Expats ready to call NZ home even as costs rise
BUSINESSDESK: Expatriates still think New Zealand is an attractive place to call home, even as the cost of living in Auckland and Wellington surges to record highs.
Auckland increased 62 places to 56 out of 214 countries, in Mercer's worldwide cost of living survey, while Wellington jumped to 74th place from 136th.
The survey helps multinational companies and governments determine compensation allowances for their expatriate employees. It measures over 200 items such as transport, food, household goods and entertainment.
"In relation to other countries New Zealand is still pretty competitive - there are other cities that are far more expensive," Sarah Barnaby, senior associate at Mercer's information product solutions business, told BusinessDesk.
"If we think about large multi-nations I don't think New Zealand would be the first choice - since our proximity means we will never be the closest but we are still an attractive option."
The increased cost of rental accommodation coupled with the high kiwi dollar helped attribute to the rise.
Rent prices across New Zealand increased by 2.3% in the March quarter, compared with the same period a year earlier, according to Statistics New Zealand data. The New Zealand dollar has gained 0.6% against the greenback so far this year.
Government data out this week showed that food prices rose by 0.3% in May. That is the second monthly increase this year.
Produce reported the biggest increase, up 3.2%, while the price of non-alcoholic beverages rose 2.2% and restaurant meals and ready-to-eat food advanced 0.7%.
"Yet for expats, New Zealand still continues to offer improved lifestyle and career opportunities despite the rise in costs," Mr Barnaby said.
Multinationals are able to take advantage of local and regional business opportunities in New Zealand. The country also acts as great base to Asia and is away from Europe's current economic uncertainty, he said.
Globally, Tokyo was the most expensive city, followed by Luanda and Osaka.
Across the Tasman, Sydney jumped three places to 11th most expensive, followed by Melbourne up, six places to 15, and Perth, climbing 11 places to 19th.

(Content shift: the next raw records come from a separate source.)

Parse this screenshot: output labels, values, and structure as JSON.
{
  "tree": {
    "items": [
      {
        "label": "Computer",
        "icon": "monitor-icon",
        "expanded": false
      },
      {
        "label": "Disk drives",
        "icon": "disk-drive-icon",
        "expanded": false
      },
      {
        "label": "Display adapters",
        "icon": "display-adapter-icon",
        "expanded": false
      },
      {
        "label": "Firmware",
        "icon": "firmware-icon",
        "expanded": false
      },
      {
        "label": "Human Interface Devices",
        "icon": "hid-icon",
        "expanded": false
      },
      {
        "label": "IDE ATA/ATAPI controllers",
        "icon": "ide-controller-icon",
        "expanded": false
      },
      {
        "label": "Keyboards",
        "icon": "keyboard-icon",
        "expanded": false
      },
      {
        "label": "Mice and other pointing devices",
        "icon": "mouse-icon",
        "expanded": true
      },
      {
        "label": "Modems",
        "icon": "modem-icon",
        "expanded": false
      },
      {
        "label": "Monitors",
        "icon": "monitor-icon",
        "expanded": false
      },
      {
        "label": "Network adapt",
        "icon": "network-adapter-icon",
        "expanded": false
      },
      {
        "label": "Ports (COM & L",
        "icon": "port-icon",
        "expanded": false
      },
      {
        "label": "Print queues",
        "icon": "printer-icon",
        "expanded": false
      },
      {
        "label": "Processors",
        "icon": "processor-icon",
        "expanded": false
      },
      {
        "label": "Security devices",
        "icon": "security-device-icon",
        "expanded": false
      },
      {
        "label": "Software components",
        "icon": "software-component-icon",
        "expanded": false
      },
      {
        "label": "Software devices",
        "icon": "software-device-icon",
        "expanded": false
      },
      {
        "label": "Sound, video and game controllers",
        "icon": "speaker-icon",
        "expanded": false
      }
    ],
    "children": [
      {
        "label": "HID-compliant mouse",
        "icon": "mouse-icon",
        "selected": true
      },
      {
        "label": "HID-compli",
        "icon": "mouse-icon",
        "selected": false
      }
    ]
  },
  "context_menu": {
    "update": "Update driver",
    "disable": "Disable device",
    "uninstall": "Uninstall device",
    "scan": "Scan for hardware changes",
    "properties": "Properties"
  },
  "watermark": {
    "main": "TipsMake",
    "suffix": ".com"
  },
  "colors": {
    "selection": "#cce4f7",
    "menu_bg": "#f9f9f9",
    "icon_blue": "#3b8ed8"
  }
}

In the North Hemisphere, London dropped back seven places to 25th, while New York was the most expensive US city, coming in at 33.
At the other end of the scale, Karachi in Pakistan was the cheapest city, followed by Islamabad, also in Pakistan, on 213.